> _TRY IT_
Search the material below for the string "gigantiske" and extract each line that has it.

> _SUPPLIED MATERIAL_

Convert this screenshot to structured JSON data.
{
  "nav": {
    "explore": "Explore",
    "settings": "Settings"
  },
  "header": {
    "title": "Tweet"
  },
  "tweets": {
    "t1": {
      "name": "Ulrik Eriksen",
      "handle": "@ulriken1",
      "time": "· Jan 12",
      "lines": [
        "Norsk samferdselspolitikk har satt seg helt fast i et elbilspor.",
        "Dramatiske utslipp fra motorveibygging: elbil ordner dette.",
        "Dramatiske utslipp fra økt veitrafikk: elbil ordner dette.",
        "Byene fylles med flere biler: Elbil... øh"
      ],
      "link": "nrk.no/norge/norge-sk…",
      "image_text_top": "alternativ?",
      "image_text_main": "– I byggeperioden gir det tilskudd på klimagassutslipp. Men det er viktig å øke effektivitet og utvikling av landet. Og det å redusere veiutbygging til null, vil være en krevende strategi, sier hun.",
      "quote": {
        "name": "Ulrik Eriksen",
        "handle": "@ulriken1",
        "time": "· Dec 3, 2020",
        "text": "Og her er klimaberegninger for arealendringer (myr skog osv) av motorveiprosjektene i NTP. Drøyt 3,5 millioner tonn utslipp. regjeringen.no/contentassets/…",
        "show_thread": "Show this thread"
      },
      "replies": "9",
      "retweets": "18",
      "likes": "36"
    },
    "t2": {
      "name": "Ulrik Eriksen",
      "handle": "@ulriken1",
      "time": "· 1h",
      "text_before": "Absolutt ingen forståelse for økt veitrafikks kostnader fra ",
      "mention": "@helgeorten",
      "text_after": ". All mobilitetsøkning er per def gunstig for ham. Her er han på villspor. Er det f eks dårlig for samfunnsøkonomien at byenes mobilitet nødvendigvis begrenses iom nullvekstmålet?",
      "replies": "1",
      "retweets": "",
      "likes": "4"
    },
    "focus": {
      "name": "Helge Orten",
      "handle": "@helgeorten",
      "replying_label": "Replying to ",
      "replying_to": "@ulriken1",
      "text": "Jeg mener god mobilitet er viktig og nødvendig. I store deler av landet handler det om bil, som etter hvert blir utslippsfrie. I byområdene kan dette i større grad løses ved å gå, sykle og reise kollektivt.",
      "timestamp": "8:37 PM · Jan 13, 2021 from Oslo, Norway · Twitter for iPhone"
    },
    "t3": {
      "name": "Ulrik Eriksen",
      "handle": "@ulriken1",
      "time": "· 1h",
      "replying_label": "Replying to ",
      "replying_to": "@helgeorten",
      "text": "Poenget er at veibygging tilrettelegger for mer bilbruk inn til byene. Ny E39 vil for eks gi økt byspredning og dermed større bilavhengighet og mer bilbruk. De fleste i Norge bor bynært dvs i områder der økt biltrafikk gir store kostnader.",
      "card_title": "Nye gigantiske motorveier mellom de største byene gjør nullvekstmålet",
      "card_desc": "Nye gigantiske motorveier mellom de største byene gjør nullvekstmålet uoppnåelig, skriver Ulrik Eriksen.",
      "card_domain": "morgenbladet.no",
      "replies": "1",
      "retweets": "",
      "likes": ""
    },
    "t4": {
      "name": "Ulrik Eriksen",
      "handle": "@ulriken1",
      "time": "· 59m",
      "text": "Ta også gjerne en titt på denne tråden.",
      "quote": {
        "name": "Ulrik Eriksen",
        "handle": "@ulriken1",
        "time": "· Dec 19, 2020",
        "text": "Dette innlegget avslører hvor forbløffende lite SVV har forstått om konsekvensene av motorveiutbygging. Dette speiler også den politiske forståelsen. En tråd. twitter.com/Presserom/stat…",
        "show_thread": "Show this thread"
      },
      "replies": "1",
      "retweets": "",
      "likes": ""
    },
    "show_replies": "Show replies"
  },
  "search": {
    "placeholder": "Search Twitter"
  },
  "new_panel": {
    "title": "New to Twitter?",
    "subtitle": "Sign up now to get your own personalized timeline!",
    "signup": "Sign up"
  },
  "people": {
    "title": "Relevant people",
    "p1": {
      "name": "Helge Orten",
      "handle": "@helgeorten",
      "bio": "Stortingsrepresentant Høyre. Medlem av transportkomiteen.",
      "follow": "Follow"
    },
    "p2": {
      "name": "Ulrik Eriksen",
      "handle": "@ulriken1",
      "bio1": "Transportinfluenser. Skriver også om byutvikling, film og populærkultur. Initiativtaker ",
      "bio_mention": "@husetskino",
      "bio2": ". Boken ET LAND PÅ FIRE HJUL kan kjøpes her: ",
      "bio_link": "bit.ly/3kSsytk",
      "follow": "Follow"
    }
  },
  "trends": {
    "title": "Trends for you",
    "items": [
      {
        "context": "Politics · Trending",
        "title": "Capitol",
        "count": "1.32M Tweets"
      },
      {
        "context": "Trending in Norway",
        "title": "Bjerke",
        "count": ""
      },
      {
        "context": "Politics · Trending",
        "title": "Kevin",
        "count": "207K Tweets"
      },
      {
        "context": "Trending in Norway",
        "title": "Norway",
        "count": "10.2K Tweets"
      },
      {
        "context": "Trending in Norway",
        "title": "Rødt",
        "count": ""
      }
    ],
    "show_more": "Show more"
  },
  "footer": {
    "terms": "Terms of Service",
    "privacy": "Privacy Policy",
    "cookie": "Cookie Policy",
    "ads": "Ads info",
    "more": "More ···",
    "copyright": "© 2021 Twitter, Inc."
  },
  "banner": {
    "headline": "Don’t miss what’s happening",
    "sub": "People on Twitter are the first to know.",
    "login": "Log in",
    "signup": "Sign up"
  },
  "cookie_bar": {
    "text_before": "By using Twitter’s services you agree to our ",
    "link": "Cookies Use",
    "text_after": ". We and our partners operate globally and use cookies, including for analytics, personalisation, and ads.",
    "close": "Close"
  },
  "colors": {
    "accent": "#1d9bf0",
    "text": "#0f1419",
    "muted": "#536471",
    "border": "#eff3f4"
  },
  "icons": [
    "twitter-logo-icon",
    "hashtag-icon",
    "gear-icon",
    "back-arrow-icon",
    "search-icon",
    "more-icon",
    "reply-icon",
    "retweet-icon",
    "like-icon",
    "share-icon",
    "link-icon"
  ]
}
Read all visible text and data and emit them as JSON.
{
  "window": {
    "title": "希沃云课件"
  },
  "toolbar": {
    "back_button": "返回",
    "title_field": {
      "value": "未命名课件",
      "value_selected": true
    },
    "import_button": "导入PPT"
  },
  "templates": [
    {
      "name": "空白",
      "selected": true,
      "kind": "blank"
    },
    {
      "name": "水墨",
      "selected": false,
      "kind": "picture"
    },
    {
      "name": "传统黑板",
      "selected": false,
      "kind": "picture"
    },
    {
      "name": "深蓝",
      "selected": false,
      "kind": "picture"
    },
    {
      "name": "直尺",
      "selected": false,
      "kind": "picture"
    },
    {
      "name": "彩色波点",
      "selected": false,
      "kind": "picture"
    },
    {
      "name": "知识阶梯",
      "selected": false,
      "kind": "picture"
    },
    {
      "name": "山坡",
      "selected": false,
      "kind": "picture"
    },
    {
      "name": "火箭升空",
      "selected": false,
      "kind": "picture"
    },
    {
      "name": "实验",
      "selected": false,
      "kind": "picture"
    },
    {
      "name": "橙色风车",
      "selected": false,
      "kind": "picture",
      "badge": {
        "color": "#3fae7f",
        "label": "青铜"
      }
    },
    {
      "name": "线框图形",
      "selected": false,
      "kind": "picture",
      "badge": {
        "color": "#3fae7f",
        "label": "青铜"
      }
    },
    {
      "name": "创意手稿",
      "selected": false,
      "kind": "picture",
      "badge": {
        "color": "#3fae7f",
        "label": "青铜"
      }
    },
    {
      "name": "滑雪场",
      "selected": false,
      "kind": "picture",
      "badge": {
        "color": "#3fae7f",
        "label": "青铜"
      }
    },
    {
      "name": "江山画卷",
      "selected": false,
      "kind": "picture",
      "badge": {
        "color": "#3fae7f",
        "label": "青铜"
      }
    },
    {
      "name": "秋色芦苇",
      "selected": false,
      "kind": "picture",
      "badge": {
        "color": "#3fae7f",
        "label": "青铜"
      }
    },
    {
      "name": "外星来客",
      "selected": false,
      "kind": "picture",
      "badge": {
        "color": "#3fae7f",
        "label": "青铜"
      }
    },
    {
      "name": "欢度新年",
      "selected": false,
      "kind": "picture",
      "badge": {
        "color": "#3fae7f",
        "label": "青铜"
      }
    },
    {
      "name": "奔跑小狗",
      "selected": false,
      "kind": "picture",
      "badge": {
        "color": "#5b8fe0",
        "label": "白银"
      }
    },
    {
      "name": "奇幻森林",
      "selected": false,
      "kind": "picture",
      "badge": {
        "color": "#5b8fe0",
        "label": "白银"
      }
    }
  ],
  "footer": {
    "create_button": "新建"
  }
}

> _ANSWER SECTION_
      "card_title": "Nye gigantiske motorveier mellom de største byene gjør nullvekstmålet",
      "card_desc": "Nye gigantiske motorveier mellom de største byene gjør nullvekstmålet uoppnåelig, skriver Ulrik Eriksen.",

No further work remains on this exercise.